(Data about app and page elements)
_ _ _

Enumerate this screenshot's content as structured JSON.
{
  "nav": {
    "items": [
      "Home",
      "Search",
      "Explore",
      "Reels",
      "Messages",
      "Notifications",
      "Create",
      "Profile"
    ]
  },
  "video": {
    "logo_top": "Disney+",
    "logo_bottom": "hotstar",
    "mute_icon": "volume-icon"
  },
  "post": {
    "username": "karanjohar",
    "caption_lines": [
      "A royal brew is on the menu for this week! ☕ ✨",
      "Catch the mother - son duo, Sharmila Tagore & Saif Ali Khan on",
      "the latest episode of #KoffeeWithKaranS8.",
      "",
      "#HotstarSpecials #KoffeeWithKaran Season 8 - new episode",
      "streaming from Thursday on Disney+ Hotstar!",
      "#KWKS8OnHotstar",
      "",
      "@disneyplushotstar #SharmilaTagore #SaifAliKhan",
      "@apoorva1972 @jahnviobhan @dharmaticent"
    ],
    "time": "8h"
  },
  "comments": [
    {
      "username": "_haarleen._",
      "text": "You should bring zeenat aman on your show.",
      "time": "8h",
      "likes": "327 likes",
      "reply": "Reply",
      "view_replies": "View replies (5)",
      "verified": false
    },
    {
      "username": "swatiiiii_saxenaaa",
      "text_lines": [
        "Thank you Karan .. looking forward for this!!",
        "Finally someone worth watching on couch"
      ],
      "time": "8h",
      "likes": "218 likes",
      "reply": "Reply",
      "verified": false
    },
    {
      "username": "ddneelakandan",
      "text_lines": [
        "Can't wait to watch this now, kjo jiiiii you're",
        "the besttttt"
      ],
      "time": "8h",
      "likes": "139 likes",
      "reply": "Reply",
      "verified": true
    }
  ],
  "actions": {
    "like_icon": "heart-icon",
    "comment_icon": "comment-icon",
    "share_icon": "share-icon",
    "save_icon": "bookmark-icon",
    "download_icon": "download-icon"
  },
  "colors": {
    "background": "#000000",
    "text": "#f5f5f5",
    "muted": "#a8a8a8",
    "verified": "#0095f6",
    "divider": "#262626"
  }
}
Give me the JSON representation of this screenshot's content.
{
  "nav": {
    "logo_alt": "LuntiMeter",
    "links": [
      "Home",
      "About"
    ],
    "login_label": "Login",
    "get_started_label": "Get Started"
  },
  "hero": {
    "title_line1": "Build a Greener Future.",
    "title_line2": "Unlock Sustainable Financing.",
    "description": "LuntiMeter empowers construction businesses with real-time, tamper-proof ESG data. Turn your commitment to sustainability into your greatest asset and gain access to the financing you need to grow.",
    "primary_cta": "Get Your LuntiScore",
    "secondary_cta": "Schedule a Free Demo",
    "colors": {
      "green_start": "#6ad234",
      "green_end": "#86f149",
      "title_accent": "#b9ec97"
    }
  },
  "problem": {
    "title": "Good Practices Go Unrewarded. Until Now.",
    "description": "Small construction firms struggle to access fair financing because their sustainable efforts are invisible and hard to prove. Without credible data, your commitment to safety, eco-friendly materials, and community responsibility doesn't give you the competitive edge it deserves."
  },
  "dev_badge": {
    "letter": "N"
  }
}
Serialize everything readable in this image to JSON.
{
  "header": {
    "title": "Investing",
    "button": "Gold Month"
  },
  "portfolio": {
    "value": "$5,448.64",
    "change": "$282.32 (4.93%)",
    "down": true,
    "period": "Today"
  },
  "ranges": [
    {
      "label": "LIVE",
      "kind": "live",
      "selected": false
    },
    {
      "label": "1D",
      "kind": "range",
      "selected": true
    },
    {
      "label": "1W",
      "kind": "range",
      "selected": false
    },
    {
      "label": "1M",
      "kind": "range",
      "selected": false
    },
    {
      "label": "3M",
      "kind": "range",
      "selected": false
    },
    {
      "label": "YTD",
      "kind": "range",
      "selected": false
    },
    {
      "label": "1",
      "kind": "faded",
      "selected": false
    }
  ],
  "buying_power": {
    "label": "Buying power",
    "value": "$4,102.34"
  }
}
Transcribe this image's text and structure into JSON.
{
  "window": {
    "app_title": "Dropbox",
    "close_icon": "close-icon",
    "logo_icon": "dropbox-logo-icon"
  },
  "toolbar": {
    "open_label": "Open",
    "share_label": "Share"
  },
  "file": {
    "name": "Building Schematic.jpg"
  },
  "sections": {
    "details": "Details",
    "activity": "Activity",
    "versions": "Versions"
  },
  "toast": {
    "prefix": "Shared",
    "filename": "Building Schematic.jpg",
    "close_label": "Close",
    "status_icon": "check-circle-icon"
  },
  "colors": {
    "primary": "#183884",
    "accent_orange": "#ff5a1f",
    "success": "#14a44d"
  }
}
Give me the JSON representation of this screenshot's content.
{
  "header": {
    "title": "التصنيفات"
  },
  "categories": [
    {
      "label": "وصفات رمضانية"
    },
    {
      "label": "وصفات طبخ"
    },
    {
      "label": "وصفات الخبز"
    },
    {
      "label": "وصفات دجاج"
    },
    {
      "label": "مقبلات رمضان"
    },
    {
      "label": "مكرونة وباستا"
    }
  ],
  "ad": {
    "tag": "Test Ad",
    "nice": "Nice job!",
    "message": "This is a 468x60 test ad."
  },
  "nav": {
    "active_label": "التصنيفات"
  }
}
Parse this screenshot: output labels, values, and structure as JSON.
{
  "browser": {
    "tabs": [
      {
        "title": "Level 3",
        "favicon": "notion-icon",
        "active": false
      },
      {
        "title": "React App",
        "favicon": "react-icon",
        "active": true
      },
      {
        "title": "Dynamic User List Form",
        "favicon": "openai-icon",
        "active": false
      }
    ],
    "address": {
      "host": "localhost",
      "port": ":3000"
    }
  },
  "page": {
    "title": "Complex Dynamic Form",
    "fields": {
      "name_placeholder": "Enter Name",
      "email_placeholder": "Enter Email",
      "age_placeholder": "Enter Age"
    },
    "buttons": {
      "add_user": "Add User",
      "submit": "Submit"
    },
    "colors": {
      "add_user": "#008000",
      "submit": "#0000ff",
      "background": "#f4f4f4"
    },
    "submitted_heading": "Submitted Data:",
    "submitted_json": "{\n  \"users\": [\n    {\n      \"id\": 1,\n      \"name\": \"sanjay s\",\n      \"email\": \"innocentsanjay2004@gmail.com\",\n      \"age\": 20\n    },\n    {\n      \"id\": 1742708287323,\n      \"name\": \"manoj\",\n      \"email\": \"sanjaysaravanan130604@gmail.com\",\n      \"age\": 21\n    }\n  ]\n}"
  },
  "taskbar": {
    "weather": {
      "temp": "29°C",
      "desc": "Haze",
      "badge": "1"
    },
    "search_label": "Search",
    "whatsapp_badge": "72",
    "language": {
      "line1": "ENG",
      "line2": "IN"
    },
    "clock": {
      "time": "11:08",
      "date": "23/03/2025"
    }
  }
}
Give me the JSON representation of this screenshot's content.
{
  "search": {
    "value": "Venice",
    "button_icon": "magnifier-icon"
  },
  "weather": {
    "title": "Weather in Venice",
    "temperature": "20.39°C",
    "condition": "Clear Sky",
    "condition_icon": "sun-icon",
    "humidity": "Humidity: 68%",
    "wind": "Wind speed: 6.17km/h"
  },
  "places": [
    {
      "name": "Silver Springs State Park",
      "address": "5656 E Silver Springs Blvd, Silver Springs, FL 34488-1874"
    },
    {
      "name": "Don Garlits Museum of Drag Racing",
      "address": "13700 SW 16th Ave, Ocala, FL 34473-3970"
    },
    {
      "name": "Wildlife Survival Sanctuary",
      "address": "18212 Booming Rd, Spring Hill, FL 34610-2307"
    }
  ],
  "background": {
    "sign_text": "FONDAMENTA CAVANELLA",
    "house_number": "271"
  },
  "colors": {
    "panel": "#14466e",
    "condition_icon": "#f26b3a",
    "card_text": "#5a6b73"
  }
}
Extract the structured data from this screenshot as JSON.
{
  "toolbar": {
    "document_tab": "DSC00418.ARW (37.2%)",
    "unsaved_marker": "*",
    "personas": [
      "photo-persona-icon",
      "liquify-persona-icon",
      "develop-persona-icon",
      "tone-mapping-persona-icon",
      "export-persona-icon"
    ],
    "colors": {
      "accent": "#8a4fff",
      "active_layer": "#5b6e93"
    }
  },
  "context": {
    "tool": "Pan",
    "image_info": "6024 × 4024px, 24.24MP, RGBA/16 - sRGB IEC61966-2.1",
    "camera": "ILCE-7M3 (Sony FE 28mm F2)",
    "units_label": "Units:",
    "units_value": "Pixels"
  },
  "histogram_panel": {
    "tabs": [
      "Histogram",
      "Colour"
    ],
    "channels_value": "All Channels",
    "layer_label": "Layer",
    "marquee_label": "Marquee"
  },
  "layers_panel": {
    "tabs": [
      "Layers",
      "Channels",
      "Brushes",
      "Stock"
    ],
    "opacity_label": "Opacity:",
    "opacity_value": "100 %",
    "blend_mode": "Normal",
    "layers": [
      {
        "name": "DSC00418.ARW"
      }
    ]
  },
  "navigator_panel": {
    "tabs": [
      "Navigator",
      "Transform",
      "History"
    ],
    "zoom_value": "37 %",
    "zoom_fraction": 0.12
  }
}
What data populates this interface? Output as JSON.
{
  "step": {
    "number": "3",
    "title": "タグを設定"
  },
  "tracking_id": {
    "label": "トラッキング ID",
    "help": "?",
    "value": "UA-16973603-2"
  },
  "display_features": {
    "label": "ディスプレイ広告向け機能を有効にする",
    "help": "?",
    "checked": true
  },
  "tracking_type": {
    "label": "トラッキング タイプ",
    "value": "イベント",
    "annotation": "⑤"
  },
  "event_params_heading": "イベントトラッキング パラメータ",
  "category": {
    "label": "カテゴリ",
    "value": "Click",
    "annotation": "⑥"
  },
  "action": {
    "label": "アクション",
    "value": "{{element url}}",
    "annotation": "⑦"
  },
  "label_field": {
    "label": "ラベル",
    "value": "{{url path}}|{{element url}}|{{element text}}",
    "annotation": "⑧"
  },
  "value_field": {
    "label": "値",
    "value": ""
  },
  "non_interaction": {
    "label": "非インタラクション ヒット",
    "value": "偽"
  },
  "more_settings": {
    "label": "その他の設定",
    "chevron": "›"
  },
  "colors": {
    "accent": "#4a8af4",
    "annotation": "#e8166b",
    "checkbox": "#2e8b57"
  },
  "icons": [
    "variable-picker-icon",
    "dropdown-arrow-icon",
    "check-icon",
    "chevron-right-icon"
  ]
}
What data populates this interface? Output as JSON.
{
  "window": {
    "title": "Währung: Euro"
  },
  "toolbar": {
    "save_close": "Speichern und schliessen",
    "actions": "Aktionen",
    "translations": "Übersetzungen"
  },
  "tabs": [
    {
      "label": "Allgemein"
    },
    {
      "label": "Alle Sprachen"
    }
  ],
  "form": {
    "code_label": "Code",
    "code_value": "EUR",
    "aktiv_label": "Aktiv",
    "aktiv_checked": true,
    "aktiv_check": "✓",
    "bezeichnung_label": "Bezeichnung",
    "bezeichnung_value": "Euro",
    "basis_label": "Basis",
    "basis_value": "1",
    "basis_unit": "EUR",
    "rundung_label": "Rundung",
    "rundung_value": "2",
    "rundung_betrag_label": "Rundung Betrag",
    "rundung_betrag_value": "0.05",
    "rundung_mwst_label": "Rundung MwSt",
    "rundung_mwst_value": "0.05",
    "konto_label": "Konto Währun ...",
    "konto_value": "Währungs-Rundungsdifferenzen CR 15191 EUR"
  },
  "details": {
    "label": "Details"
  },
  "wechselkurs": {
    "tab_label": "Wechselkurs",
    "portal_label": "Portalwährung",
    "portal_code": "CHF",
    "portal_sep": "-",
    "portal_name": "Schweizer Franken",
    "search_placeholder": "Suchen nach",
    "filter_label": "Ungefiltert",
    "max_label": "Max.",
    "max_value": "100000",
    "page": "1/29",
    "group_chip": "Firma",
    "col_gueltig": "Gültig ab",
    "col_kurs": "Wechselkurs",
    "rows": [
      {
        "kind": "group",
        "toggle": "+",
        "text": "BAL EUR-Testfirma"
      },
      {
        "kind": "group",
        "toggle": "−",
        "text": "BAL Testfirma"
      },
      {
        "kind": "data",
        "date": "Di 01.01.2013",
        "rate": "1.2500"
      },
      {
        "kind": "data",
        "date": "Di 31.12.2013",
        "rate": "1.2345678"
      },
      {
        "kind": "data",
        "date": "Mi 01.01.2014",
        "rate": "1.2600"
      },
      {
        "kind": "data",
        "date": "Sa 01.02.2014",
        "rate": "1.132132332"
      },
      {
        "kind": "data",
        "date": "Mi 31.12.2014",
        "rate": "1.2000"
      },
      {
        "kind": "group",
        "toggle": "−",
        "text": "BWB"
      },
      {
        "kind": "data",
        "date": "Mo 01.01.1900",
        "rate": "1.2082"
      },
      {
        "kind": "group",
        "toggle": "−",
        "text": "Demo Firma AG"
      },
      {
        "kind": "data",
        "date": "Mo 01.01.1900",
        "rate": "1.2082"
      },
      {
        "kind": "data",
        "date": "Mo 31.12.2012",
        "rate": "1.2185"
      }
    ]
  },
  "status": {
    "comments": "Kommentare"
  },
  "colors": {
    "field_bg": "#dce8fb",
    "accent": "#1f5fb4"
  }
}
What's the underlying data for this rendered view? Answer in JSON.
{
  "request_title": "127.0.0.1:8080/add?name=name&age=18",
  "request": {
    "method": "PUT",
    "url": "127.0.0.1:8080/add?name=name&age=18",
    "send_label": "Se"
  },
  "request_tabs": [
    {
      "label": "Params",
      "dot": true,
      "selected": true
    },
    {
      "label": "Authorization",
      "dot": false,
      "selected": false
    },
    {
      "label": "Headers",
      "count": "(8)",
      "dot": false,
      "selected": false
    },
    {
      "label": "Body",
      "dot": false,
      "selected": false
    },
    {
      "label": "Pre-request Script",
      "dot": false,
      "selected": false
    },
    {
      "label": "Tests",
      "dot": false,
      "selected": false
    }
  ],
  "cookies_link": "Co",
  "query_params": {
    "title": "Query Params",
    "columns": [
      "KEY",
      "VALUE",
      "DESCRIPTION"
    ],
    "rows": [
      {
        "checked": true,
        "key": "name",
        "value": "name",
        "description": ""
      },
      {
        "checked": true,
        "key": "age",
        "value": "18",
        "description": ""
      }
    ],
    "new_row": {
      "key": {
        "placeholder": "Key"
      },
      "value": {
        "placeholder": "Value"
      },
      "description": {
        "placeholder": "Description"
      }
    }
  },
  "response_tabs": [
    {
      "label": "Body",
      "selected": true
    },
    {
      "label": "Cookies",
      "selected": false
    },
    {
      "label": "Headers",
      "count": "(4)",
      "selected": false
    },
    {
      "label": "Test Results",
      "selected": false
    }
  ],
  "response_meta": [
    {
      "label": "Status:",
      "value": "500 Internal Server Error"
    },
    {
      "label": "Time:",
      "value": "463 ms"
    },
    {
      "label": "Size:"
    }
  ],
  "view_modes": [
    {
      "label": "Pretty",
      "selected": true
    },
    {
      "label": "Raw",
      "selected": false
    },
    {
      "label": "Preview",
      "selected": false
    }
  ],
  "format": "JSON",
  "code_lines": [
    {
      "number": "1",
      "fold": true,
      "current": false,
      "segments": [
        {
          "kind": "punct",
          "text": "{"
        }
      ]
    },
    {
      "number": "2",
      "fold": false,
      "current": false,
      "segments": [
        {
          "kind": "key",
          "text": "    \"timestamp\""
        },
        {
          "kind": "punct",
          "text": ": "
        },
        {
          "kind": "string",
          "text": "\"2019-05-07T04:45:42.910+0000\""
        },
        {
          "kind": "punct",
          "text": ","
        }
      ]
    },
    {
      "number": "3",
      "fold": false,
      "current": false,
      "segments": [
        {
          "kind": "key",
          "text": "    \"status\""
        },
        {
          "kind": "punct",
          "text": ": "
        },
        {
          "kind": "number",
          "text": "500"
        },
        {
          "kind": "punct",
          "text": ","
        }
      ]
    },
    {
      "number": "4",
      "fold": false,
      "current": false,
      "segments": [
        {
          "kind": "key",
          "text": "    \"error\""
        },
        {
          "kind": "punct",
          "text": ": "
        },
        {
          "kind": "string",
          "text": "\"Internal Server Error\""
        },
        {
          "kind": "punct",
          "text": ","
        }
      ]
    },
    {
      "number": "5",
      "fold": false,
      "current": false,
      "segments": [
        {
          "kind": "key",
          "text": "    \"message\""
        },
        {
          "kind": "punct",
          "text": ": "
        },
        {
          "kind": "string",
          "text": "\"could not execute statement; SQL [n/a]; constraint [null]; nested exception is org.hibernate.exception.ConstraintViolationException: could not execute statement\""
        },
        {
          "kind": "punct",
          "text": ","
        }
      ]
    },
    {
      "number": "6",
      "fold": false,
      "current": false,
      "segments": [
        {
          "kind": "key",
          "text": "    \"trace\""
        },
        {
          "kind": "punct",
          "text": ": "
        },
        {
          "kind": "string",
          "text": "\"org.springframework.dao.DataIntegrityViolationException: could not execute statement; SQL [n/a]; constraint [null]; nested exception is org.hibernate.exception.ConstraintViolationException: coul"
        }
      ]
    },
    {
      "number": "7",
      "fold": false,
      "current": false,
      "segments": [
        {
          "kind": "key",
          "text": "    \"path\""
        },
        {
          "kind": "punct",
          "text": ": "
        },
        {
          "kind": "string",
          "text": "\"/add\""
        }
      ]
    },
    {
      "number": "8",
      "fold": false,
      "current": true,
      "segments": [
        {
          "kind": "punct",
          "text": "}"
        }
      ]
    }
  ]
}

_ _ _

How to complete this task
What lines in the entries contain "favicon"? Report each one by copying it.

Exercise solution
        "favicon": "notion-icon",
        "favicon": "react-icon",
        "favicon": "openai-icon",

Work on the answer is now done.